Date of Conferral





Public Policy and Administration


James Mosko


The processing of DNA recovered from felony crime scenes often causes delays in trials of up to 3 years, calling into question defendants' rights to a speedy trial. Using Lewin's force field analysis as the theoretical framework, the purpose of this quantitative, comparative study was to compare the processing and reporting of results related to DNA testing in 4 states. Survey data were collected from state bar members (n=137), members of a professional law organization (n=149), and members of a state DNA laboratory (n=20). The purpose of this quantitative, comparative study was to determine whether these variables (interagency communications, staff retention, budget, legislative support, and changes in procedures and protocols) have an impact on outcome variables. Results indicated a major delaying factor was the delivery of evidence to process from law enforcement, as well as communication issues between agencies. The positive social change implications stemming from this study include recommendations to state decision makers. Recommendations include either administratively or legislatively engaging in efficiency improvements related to ensuring the timely delivery of DNA evidence.

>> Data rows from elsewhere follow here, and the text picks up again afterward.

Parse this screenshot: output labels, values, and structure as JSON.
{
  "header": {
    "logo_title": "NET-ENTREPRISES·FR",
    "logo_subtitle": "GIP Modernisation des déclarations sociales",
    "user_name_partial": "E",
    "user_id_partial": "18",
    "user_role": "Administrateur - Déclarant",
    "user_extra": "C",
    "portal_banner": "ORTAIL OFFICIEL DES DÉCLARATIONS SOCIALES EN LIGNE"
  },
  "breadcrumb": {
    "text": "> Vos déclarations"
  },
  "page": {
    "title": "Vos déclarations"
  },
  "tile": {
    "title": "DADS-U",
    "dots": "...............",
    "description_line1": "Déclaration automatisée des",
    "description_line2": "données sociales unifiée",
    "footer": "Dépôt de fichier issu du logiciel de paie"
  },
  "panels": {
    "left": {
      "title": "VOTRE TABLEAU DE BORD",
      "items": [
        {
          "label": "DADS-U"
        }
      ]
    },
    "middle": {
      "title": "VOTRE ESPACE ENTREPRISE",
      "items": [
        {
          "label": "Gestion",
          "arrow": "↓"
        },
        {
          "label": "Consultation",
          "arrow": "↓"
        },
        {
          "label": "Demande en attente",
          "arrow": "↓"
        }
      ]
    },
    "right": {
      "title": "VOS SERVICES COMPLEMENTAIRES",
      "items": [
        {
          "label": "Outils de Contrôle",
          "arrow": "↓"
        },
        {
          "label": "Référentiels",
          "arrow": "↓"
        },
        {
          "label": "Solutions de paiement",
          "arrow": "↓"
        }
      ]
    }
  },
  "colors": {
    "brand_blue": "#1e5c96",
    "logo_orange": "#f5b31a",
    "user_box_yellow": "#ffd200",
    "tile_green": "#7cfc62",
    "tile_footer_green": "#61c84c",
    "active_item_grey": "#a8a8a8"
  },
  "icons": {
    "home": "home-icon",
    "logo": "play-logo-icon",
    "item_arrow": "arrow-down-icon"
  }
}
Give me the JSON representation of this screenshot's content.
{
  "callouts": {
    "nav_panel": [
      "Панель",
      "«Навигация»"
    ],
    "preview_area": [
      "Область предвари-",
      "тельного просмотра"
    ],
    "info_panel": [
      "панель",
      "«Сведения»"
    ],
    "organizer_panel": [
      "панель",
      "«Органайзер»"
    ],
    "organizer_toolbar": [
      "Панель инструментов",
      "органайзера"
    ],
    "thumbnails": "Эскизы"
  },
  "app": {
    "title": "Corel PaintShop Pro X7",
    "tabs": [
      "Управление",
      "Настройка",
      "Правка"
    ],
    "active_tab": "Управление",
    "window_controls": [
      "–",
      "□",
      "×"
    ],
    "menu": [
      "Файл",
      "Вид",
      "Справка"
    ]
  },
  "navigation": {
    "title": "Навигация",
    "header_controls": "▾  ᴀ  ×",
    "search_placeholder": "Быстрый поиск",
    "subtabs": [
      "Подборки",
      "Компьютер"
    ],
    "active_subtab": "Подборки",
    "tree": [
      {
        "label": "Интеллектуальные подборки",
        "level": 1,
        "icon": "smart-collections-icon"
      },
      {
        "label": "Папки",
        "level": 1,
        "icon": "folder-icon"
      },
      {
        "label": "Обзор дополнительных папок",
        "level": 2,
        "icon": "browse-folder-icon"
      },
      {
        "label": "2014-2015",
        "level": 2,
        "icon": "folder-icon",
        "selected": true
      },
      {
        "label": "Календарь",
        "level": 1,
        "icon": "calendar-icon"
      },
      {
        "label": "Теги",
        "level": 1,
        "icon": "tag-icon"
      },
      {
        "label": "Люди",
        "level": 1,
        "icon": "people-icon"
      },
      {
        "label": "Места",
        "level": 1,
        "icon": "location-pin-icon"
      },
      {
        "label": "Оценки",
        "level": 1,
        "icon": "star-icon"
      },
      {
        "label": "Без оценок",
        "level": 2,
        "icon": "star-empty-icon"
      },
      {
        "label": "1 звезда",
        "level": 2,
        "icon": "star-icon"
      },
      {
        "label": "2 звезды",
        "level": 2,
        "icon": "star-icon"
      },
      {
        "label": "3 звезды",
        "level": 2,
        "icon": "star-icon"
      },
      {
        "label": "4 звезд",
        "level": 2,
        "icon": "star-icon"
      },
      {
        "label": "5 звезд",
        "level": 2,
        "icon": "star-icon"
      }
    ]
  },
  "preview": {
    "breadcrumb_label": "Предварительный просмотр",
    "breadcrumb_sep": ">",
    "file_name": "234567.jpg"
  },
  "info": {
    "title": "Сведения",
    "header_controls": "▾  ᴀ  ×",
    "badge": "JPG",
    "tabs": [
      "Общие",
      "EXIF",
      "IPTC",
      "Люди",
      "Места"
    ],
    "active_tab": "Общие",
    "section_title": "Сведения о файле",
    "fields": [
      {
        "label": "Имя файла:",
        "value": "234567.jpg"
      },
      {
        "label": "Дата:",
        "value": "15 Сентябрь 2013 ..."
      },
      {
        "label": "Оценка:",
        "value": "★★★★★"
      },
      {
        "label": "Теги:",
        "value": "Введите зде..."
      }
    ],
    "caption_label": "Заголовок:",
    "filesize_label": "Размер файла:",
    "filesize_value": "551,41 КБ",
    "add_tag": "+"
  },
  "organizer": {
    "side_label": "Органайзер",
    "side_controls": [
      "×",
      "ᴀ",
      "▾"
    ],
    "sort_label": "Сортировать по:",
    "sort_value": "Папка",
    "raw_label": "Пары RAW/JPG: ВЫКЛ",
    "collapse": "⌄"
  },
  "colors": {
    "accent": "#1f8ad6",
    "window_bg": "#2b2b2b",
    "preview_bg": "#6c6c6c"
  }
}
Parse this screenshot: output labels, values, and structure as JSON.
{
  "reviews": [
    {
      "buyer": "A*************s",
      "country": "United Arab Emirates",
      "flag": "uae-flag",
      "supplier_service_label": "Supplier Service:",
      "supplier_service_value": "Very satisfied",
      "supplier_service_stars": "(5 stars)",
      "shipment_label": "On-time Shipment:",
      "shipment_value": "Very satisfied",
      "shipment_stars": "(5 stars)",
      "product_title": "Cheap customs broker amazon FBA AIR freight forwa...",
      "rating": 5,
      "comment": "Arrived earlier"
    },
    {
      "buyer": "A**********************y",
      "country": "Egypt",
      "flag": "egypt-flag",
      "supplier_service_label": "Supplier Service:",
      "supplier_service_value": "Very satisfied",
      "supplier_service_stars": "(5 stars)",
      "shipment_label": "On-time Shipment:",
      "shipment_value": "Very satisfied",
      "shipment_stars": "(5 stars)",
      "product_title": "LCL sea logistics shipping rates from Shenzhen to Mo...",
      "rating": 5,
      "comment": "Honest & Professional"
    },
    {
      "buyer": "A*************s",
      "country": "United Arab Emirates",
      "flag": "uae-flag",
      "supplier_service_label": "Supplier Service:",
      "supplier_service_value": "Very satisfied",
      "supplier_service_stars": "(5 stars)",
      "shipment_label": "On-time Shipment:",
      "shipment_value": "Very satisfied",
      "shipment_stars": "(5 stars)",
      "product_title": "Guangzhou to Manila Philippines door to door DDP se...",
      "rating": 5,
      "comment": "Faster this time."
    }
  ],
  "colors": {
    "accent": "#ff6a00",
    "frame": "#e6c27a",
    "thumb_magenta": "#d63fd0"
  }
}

Timely delivery would allow for more speedily engagement in trials when appropriate.